*** EXERCISE DATA ***

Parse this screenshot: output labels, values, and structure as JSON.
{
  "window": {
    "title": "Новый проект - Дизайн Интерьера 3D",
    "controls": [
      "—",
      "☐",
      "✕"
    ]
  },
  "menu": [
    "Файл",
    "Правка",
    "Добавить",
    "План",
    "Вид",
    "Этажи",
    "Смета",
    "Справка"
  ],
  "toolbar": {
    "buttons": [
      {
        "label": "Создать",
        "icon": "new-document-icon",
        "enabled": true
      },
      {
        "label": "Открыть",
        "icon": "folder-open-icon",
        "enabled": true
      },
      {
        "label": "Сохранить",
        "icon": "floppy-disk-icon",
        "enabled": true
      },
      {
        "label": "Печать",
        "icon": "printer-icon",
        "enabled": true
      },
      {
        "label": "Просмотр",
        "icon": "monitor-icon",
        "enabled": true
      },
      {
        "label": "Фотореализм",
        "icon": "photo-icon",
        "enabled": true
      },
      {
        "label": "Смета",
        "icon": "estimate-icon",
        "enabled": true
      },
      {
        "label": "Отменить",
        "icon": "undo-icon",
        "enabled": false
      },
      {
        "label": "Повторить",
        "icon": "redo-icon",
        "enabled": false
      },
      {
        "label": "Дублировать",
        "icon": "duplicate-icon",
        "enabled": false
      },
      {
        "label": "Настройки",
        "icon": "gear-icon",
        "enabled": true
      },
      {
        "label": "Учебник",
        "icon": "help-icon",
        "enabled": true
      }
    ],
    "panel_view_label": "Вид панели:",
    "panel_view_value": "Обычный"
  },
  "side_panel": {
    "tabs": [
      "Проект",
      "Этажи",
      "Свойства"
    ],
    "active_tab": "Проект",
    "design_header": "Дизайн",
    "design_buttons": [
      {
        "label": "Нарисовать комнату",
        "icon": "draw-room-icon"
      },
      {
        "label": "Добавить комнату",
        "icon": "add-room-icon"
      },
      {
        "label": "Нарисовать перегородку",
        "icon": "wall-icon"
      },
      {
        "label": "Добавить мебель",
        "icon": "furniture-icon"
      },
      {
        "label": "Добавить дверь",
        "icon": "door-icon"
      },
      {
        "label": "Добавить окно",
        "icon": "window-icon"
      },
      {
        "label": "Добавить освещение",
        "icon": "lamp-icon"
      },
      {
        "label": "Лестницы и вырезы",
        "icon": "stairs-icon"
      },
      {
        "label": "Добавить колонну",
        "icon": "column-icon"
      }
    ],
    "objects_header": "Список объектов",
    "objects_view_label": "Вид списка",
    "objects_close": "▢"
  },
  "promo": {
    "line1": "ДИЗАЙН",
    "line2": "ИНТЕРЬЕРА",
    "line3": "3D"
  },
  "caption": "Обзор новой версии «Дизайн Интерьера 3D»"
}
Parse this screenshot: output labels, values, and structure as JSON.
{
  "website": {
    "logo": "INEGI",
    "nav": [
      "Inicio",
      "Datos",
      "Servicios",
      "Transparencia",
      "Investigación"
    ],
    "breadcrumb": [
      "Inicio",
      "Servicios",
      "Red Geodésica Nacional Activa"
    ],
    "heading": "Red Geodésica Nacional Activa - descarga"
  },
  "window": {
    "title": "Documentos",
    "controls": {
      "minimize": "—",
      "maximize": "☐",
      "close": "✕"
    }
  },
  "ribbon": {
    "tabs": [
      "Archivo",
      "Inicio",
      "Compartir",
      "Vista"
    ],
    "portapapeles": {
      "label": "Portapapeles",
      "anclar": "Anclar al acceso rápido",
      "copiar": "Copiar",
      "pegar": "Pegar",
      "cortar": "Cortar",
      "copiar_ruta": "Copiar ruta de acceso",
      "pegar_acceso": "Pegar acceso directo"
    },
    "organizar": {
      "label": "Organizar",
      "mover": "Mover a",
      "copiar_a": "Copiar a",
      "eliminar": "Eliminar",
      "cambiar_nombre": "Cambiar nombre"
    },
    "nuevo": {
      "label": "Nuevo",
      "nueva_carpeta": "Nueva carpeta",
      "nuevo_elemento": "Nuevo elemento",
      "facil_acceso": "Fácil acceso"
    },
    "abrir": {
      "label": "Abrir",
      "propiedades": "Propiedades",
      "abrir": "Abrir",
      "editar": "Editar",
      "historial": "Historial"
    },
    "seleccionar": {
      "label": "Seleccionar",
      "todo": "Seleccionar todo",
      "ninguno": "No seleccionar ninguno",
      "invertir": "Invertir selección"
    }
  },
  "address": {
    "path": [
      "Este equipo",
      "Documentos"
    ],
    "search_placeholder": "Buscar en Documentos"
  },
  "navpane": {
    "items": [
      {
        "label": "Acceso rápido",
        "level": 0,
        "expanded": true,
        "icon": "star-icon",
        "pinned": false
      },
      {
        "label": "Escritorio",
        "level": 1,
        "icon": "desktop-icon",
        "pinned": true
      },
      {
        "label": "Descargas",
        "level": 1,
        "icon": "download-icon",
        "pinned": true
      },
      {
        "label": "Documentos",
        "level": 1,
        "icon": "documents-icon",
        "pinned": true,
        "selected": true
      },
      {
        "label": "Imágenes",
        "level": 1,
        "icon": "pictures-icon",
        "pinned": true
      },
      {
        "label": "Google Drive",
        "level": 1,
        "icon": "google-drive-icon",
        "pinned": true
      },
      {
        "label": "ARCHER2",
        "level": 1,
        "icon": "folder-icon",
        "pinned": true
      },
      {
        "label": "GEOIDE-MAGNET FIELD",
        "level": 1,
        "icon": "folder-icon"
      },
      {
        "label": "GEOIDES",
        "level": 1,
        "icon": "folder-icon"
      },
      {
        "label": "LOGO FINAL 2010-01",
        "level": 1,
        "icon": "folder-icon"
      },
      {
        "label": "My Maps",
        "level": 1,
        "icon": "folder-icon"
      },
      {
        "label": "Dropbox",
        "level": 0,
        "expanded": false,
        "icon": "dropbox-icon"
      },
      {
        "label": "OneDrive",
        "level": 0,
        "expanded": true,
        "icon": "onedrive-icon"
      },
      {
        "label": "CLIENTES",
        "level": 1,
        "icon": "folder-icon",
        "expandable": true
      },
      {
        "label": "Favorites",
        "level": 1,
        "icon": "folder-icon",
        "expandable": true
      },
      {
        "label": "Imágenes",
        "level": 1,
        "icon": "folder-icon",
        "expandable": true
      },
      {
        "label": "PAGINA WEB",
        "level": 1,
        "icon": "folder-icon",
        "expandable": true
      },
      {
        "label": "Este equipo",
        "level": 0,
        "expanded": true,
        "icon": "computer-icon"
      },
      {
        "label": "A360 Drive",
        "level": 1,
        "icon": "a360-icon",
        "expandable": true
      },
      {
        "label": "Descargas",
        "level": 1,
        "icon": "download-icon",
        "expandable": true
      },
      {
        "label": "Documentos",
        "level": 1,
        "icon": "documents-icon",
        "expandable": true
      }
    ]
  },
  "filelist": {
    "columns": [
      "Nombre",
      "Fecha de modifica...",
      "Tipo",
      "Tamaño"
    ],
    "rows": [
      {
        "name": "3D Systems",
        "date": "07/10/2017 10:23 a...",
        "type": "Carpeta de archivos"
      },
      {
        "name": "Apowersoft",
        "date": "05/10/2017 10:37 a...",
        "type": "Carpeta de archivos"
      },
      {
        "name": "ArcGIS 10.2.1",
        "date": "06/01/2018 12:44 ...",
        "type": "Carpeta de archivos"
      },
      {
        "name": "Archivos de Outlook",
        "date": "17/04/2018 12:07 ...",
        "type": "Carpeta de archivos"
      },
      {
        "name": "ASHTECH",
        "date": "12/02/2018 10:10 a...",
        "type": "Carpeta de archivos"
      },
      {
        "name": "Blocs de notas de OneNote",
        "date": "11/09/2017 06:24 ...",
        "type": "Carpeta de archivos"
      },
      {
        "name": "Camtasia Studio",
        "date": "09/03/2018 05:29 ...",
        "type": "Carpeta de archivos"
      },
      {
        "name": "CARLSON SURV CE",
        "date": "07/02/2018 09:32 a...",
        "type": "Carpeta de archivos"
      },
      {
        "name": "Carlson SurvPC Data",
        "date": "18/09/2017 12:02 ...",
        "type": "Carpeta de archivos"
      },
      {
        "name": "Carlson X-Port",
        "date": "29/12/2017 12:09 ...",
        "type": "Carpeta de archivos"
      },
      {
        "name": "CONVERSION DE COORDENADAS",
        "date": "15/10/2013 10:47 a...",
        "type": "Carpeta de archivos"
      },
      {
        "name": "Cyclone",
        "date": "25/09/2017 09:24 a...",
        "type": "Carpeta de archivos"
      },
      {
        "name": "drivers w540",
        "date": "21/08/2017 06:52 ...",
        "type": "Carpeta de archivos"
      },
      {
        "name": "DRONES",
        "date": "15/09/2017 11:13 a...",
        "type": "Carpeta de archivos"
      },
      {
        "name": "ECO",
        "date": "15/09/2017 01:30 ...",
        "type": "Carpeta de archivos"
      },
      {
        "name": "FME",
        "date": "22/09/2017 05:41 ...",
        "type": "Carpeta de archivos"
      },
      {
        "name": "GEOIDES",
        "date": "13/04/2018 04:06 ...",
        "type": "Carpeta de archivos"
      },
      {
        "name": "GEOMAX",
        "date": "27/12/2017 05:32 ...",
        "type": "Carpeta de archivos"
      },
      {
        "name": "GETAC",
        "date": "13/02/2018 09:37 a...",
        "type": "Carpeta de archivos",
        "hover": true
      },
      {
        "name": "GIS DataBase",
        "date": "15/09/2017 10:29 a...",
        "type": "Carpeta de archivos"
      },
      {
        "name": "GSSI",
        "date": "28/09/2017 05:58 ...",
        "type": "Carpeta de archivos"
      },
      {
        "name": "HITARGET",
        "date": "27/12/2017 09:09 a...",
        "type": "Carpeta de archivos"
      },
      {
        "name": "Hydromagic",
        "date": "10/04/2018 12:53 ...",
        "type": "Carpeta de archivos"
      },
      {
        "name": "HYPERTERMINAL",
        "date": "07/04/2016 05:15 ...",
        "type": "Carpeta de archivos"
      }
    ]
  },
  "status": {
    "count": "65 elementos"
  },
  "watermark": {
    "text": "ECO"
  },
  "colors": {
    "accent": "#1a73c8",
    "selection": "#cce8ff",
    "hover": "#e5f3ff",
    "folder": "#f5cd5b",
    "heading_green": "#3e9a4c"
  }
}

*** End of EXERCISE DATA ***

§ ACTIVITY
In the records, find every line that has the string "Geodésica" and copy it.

§ TASK SOLUTION
      "Red Geodésica Nacional Activa"
    "heading": "Red Geodésica Nacional Activa - descarga"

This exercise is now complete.